Those who stayed, like Gharibyan, who acts as the village’s head of government, are still in limbo. They are unable to return to their homes in Azerbaijan, and Jil, though located not far from the Sevan-Vardenis highway, lacks a basic road connection to the rest of Armenia.
The border with Azerbaijan is a mere 3.5 kilometers away. About 60 villagers work as contractors for the army in defending that borderline.
“It was tense during last year’s April war,” explains Arthur Hovhannisyan, one of the servicemen. “We thought that there might be an attack on this side, as there are less than 10 kilometers between the lake and the border. If [the Azerbaijani army] took the road, five to six villages would be totally surrounded.”
That did not happen. Compared to the northeast of Armenia, shootings in Jil do not occur daily since the Armenian army holds higher ground here.
Arthur Hovhannisyan, 31, (right) is a farmer and a serviceman. He is one of about 60 Jil men contracted by the Armenian army to control its positions along the border with Azerbaijan. “We already lost our homeland once. We cannot allow it to happen again,” Hovhannisyan says.

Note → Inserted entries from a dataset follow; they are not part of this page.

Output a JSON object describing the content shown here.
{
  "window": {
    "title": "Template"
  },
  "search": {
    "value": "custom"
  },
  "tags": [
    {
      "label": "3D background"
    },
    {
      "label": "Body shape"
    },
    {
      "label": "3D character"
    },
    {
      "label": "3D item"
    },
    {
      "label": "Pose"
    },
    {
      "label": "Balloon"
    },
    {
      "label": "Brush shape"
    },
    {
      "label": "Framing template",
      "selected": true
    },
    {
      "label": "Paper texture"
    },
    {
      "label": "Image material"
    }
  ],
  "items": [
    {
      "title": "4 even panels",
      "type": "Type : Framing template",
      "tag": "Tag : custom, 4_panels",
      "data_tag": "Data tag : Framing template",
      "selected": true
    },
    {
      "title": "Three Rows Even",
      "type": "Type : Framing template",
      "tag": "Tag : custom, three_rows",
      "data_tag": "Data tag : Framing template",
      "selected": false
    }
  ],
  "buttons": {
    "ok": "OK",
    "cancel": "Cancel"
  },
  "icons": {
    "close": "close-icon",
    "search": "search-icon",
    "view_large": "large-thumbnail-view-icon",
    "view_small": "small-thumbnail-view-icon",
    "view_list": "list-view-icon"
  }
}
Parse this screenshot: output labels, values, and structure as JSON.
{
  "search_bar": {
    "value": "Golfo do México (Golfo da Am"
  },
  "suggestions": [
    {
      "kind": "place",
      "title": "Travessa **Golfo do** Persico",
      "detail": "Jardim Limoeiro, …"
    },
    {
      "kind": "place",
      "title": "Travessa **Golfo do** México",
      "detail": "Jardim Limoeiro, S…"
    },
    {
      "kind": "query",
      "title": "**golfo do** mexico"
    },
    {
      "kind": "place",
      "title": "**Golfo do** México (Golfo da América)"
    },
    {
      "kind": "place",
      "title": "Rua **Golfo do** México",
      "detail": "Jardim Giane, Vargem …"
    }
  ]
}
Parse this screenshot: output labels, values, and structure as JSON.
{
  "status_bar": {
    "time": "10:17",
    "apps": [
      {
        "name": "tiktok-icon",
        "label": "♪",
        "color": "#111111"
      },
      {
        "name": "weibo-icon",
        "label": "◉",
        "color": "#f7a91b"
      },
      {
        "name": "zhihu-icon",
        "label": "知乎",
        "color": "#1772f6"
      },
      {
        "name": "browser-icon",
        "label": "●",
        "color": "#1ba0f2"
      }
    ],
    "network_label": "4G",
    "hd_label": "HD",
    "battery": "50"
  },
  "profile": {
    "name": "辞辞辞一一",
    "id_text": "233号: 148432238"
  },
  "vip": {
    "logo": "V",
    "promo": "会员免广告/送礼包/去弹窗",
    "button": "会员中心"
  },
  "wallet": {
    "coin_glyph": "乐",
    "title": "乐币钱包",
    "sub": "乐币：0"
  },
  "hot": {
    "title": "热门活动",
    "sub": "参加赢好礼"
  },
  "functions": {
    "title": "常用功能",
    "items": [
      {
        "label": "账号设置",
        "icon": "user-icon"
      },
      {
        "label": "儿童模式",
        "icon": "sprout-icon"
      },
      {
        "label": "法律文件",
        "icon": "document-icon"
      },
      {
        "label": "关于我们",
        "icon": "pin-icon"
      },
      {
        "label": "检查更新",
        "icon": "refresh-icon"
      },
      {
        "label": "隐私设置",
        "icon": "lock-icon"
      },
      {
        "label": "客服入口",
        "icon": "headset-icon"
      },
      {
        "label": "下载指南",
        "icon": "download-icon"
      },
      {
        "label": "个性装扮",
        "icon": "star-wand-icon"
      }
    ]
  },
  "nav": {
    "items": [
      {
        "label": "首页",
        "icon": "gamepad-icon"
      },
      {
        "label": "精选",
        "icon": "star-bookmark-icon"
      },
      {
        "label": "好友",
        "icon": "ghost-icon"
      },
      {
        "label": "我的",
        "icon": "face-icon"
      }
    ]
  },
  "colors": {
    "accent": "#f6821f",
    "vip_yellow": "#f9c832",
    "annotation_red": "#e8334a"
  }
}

Seventy-year-old Svetlana Tsarukyan stands before the mountains that fence off Jil to the north. Locals call the mountains “ Tsapataghi koghmanq,” or “near Tsapatagh,” an area village.
“If there were a painting school in the village, my children would become wonderful artists as they see this beautiful lake every morning,” says Jil resident Anna Saribekyan, 30. She was a child when her family fled Azerbaijan.
Three-year-olEvgenia Saribekyan is the youngest child of Anna Saribekyan, a refugee from Azerbaijan.
The Jil River, which flows from the Geghama Mountains, divides the village of Jil in two. Locals use its waters to irrigate their fields. “When I saw this stream in front of this house, I decided to live here,” recalls 80-years old Hersik Tonoyan, who settled in Jil in 1988 with her husband.
Instead of fences, poplars encircle private land plots. The high trees protect the village from Lake Sevan’s weather and the strong winds coming from the mountains. Villagers usually cultivate vegetables in these plots.
“These trees were planted by Azerbaijanis during the Soviet Union. Now when a tree dries out we cut it and plant a new one,” says 68-year-old Jil villager Serzhik Frazyan.
Villagers’ horses grazing freely in fields around Jil, within range of Lake Sevan.
Like most villagers, 24-year-old farmer Arthur Aghababyan uses a horse to follow his livestock up to mountain pastures.
Alik Maghakyan, 27, prefers his animals to graze on the fields along Lake Sevan instead of up in the mountains. The railway track on which he stands separates most of Jil’s sowing areas from the lake, which is protected as part of the Sevan National Park. The railway is key as a transportation line from the gold mine of Sotk, a town further south.
The world map in seventh-grader Tigran Hovsepyan’s classroom has seen better days. The pupils were asked to picture Jil and its border. Hovsepyan drew the road that leads past the village’s school, church, poplars and lake shoreline to army positions on the border.